Switch 18 may utilize an intelligent processor 26 to perform one or more specialized functions for interfacing with the caller at telephone station 14. For example, if SCP 24 instructs switch 18 to collect a voice print of the caller that will be used to determine the caller's identity, switch 18 will, in some instances, use intelligent processor 26 to collect and analyze the caller's voice print. Intelligent processor 26 would then return to switch 18 an indication of the caller's identity on the basis of the voice print, and switch 18 would provide this information to SCP 24 for further instructions on call processing.
In another embodiment of the invention, intelligent processor 26 provides video signal generation capabilities useful for processing video telephone or multimedia calls. When the caller at telephone station 14 places a video call to telephone station 10, switch 18 again detects that telephone station 10 is busy on another call and queries SCP 24 for call processing instructions. Switch 18 may forward to SCP 24 an indication that the call is a video call, together with the indication of a busy condition and the destination number. Switch 18 and SCP 24 process the call as described above, but may provide a video call waiting signal to telephone station 14. In this instance, SCP 24 specifies to switch 18 the type of video call waiting signal to be provided, and switch 18 requests the appropriate video signal from intelligent processor 26. Intelligent processor 26 then plays the video call waiting signal to telephone station 14.
One skilled in the art will appreciate that various modifications can be made to the network without departing from the scope of the invention.
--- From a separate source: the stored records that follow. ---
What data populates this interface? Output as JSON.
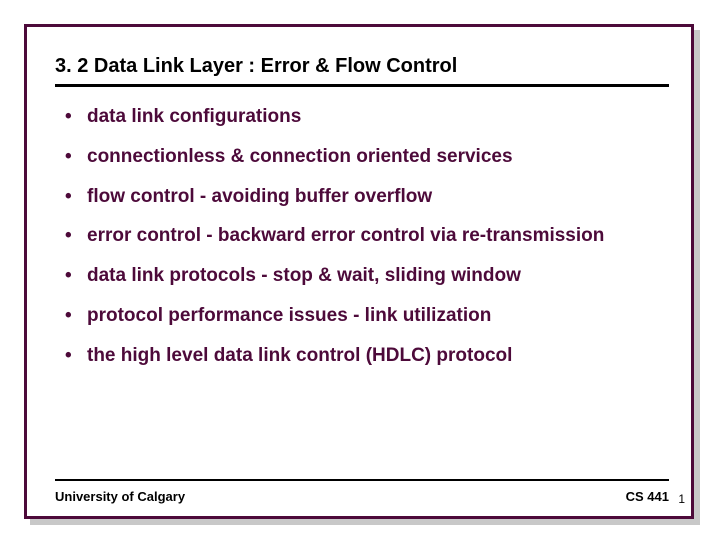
{
  "title": "3. 2 Data Link Layer : Error & Flow Control",
  "bullets": [
    "data link configurations",
    "connectionless & connection oriented services",
    "flow control - avoiding buffer overflow",
    "error control - backward error control via re-transmission",
    "data link protocols - stop & wait, sliding window",
    "protocol performance issues - link utilization",
    "the high level data link control (HDLC) protocol"
  ],
  "footer": {
    "left": "University of Calgary",
    "right": "CS 441"
  },
  "page": "1"
}
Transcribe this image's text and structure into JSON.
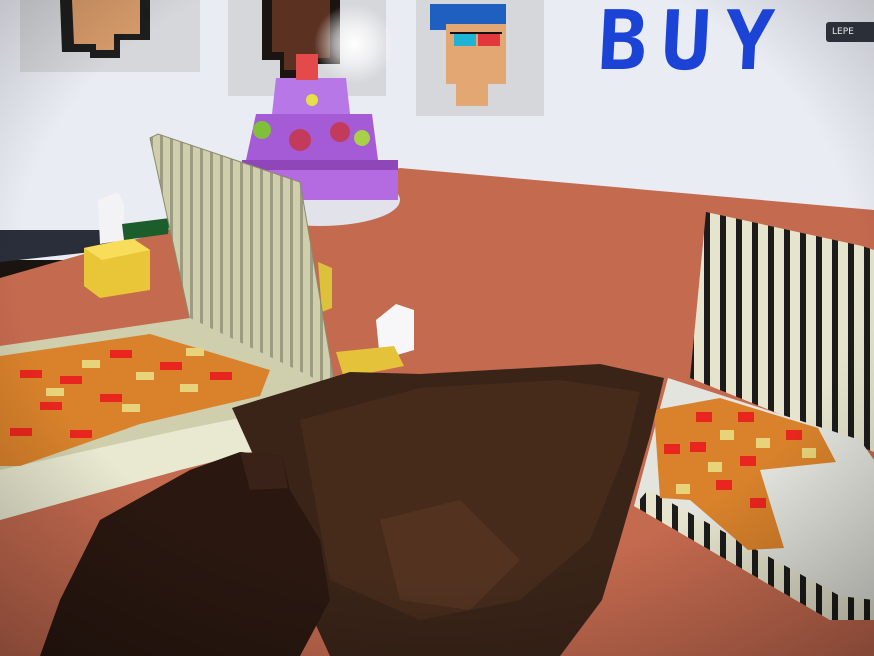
{
  "scene": {
    "sign_text": "BUY",
    "corner_tag": "LEPE"
  },
  "colors": {
    "table": "#c46a4f",
    "wall": "#e9ecf3",
    "sign_blue": "#1b43d6",
    "cake_purple": "#b46ae0",
    "pizza_crust": "#d9822b",
    "pepperoni": "#e8261f",
    "cheese": "#e7d37a"
  },
  "icons": [
    "portrait-1",
    "portrait-2",
    "portrait-3d-glasses",
    "glare-light"
  ]
}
For example, the calls between telephone stations 10 and 12 and between telephone stations 10 and 14 could be routed through other network elements, such as additional IXC switches. Also, the intelligent call waiting service of the invention could be provided to calls to or from mobile telephone, such as a cellular phone, or via cable television facilities. For example, a call placed from mobile telephone 28 (see FIG. 1) via a commercially available mobile telephone switch 30 could be routed through switches 20 and 22 to switch 18 for processing as described above.
This application is a continuation of application Ser. No. 08/269,730, filed on Jul. 1, 1994 (now abandoned).